Have you ever thought how helpless you would be in a situation where a friend, loved one, child or a stranger might need your help? First Aid must be accessible to all in the community, not just for people who are sighted. With knowledge, you can do the basics to provide practical assistance to keep a person alive until professional medical assistance arrives. Come and hear how you can enhance your knowledge with simple, hands-on guidelines. This session will also provide strategies on how to advocate for your needs when using services in a medical centre or hospital. Gain strategies on how to best present yourself to ensure that the information given to you is provided in the most appropriate manner for you to understand.

Networking in Social Situations

This session will look at the challenges people who are blind or vision impaired face when networking in a sighted world and when interacting with peers in noisy situations. Hear from presenters who network as part of their professional roles and explore techniques for communicating in noisy social situations. Don’t forget to bring your own tips on how you manage in noisy environments.

BCA: Have Your Say

This session will provide attendees with an opportunity to air their views about the future of Blind Citizens Australia.

That’s a brief summary, but you can access a full copy of the draft program from our website at

Ready to register?

Here’s all the information you’ll need:

Full registration is available for $185.00 per person. This Includes all sessions, lunch and refreshments on both days and a three course convention dinner on the Saturday night.

Peter Greco Interviews Greg Madson on Vision Extra

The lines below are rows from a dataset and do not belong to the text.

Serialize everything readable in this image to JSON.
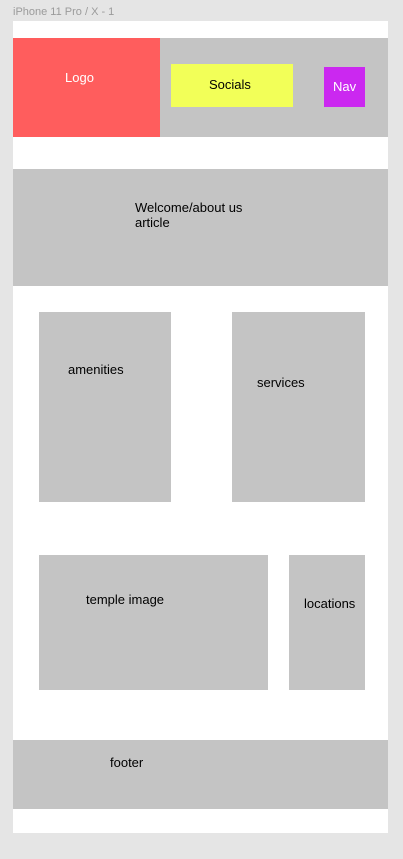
{
  "frame": {
    "label": "iPhone 11 Pro / X - 1"
  },
  "header": {
    "logo_label": "Logo",
    "socials_label": "Socials",
    "nav_label": "Nav"
  },
  "welcome": {
    "label": "Welcome/about us article"
  },
  "amenities": {
    "label": "amenities"
  },
  "services": {
    "label": "services"
  },
  "temple": {
    "label": "temple image"
  },
  "locations": {
    "label": "locations"
  },
  "footer": {
    "label": "footer"
  },
  "colors": {
    "canvas": "#e5e5e5",
    "frame": "#ffffff",
    "placeholder": "#c4c4c4",
    "logo": "#ff5d5d",
    "socials": "#f2ff58",
    "nav": "#cb28f0"
  }
}
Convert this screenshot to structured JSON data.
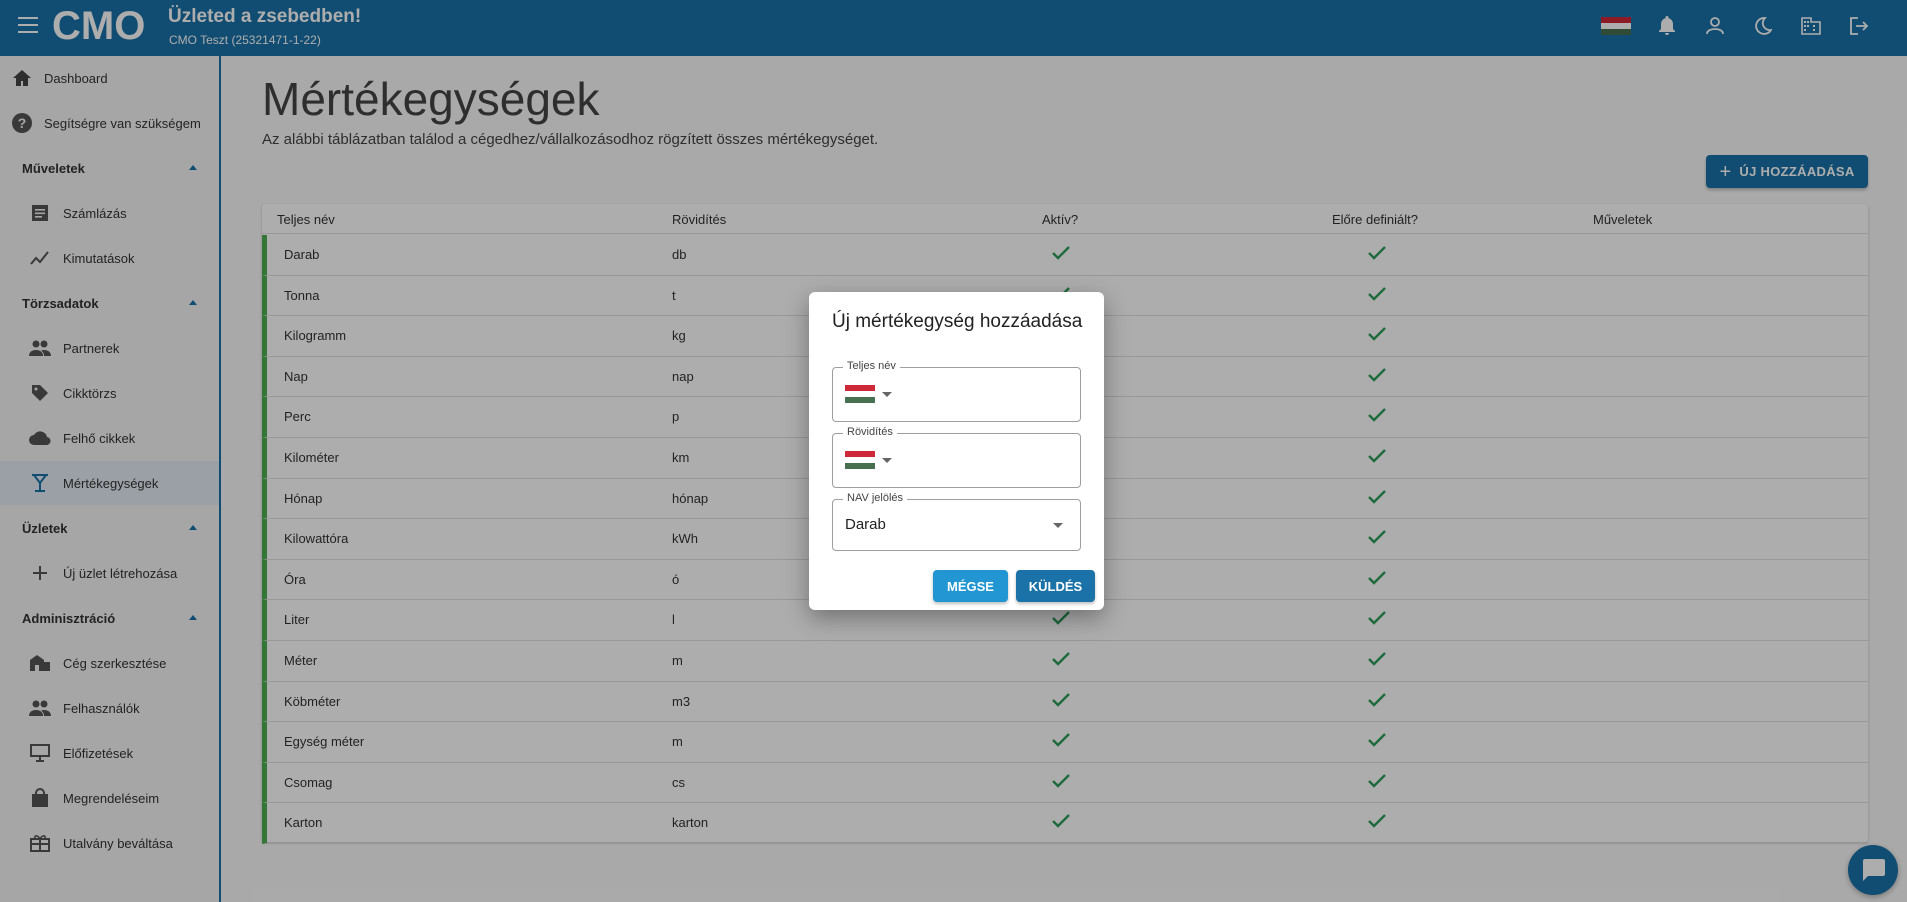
{
  "header": {
    "title": "Üzleted a zsebedben!",
    "subtitle": "CMO Teszt (25321471-1-22)",
    "logo_text": "CMO",
    "icons": [
      "hungarian-flag-icon",
      "bell-icon",
      "account-icon",
      "dark-mode-icon",
      "company-icon",
      "logout-icon"
    ]
  },
  "sidebar": {
    "items": [
      {
        "label": "Dashboard",
        "icon": "home-icon"
      },
      {
        "label": "Segítségre van szükségem",
        "icon": "help-icon"
      },
      {
        "label": "Műveletek",
        "section": true
      },
      {
        "label": "Számlázás",
        "icon": "receipt-icon"
      },
      {
        "label": "Kimutatások",
        "icon": "chart-line-icon"
      },
      {
        "label": "Törzsadatok",
        "section": true
      },
      {
        "label": "Partnerek",
        "icon": "people-icon"
      },
      {
        "label": "Cikktörzs",
        "icon": "tag-icon"
      },
      {
        "label": "Felhő cikkek",
        "icon": "cloud-icon"
      },
      {
        "label": "Mértékegységek",
        "icon": "scale-icon",
        "active": true
      },
      {
        "label": "Üzletek",
        "section": true
      },
      {
        "label": "Új üzlet létrehozása",
        "icon": "plus-icon"
      },
      {
        "label": "Adminisztráció",
        "section": true
      },
      {
        "label": "Cég szerkesztése",
        "icon": "business-icon"
      },
      {
        "label": "Felhasználók",
        "icon": "people-icon"
      },
      {
        "label": "Előfizetések",
        "icon": "subscription-icon"
      },
      {
        "label": "Megrendeléseim",
        "icon": "bag-icon"
      },
      {
        "label": "Utalvány beváltása",
        "icon": "gift-icon"
      }
    ]
  },
  "main": {
    "title": "Mértékegységek",
    "description": "Az alábbi táblázatban találod a cégedhez/vállalkozásodhoz rögzített összes mértékegységet.",
    "add_button": "ÚJ HOZZÁADÁSA",
    "table": {
      "headers": [
        "Teljes név",
        "Rövidítés",
        "Aktív?",
        "Előre definiált?",
        "Műveletek"
      ],
      "rows": [
        {
          "name": "Darab",
          "abbr": "db",
          "active": true,
          "predefined": true
        },
        {
          "name": "Tonna",
          "abbr": "t",
          "active": true,
          "predefined": true
        },
        {
          "name": "Kilogramm",
          "abbr": "kg",
          "active": true,
          "predefined": true
        },
        {
          "name": "Nap",
          "abbr": "nap",
          "active": true,
          "predefined": true
        },
        {
          "name": "Perc",
          "abbr": "p",
          "active": true,
          "predefined": true
        },
        {
          "name": "Kilométer",
          "abbr": "km",
          "active": true,
          "predefined": true
        },
        {
          "name": "Hónap",
          "abbr": "hónap",
          "active": true,
          "predefined": true
        },
        {
          "name": "Kilowattóra",
          "abbr": "kWh",
          "active": true,
          "predefined": true
        },
        {
          "name": "Óra",
          "abbr": "ó",
          "active": true,
          "predefined": true
        },
        {
          "name": "Liter",
          "abbr": "l",
          "active": true,
          "predefined": true
        },
        {
          "name": "Méter",
          "abbr": "m",
          "active": true,
          "predefined": true
        },
        {
          "name": "Köbméter",
          "abbr": "m3",
          "active": true,
          "predefined": true
        },
        {
          "name": "Egység méter",
          "abbr": "m",
          "active": true,
          "predefined": true
        },
        {
          "name": "Csomag",
          "abbr": "cs",
          "active": true,
          "predefined": true
        },
        {
          "name": "Karton",
          "abbr": "karton",
          "active": true,
          "predefined": true
        }
      ]
    }
  },
  "dialog": {
    "title": "Új mértékegység hozzáadása",
    "full_name_label": "Teljes név",
    "abbr_label": "Rövidítés",
    "nav_label": "NAV jelölés",
    "nav_value": "Darab",
    "cancel_button": "MÉGSE",
    "submit_button": "KÜLDÉS"
  },
  "colors": {
    "primary": "#1a72a8",
    "secondary": "#2196d3",
    "row_accent": "#4caf50",
    "check": "#2e9d5a"
  }
}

Our Guest on Vision Extra is Greg Madson, Candidate for President of Blind Citizens Australia.

You can hear Greg’s interview, go to
or listen here